It is important to emphasize that the general public could not purchase this material outside of the subscription service Phillips set up through her Web site, meaning she was essentially pioneering a form of content distribution for her most faithful followers. While Radiohead introduced the pay-what-you-want business model to the world, Phillips pioneered the pay-a-pretty-penny model, and in return she gave her listeners a musical fortune to treasure. As album prices fell across the board, Phillips insisted that music was still worth something, and her songs served as her most compelling arguments.
The songs on Solid State are indeed among the best entries from the Long Play experiment, but many of my favorites from the project do not appear here, which makes me cherish them all the more. There were just too many good songs to fit onto one record, really.
Her Beatle-esque bent, as always, is present here, but again with a more restricted palette.

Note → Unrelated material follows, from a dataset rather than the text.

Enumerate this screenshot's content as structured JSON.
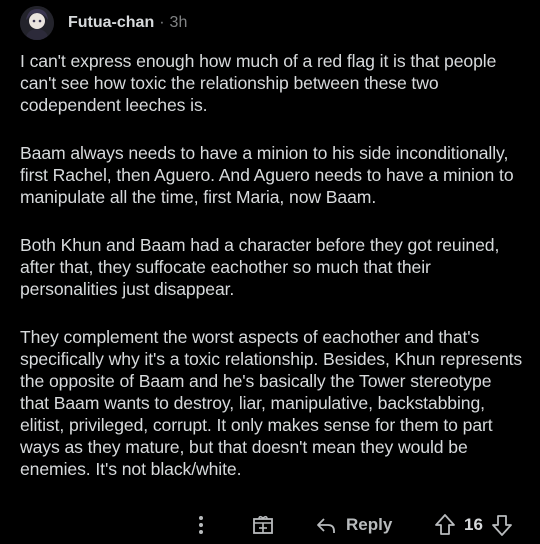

Instead of ambitious, kitchen sink productions, her songs are more skeletal in nature. She insists, for example, on using maracas instead of hi-hats to accompany the often muted snare drums that drive the music along. It is as if she found part of a drum kit in a closet somewhere and decided it was good enough to use as it was. This is her aesthetic – a bare bones approach that allows her perceptive lyrics to occupy center stage. In an age of bombast, Phillips insists on sonic economy.
In a way, Phillips is the Wizard behind the musical curtain, pushing buttons and pulling levers to set sounds in motion at her behest. This is most apparent in the appropriately titled song, “Lever Pulled Down.” At the chorus, the previously muted snare that served as backing percussion strikes with the force of a gunshot, as Phillips declares, “I’m a lever pulled down / I’m a flipped switch.” When that snare cracks, we believe her.
I know I haven’t really properly reviewed the record itself, but Solid State is highly recommended for fans of The Beatles, and also fans of Spoon, who are also sonic economists. I could go into detail about each and every song on the record, but I am content instead to weave a web of mystery around Sam. It suits her if you ask me. I am content to simply say, “Buy this record. For that matter, buy all of Sam’s records.” And you should be content to buy it without any questions asked.
One last thought. I wrote earlier that her career was like The Wizard of Oz in reverse. But I suppose her career is also a bit like the Beatles’ career in reverse. They began with more two-dimensional studio fare, and progressed later on to more experimental, psychedelic productions. They were expansionists, and Phillips has instead insisting on narrowing her vision. It’s like she’s been sharpening a pencil to the finest point possible – or looking for the slightest blade to make the most delicate incision. Time notwithstanding – differing artistic trajectories notwithstanding – she could’ve been a fifth Beatle.
[author] [author_image timthumb=’on’]http://www.primeparentsclub.com/wp-content/uploads/2011/06/author2.jpg
[author_info]About the Author
Chad Thomas Johnston writes music reviews on Prime Parents’ Club under his column, Somewhere Over the Audio Rainbow. He is an aspiring author, sonuva’ preacha’ man, PhD-dropout, singer/songwriter, daydreaming doodler, cinemaddict, & pop-culture obsessive.Visit Chad at his subterranean, subcutaneous Interweb lair: http://chadthomasjohnston.com/, or on Twitter as @Saint_Upid.[/author_info]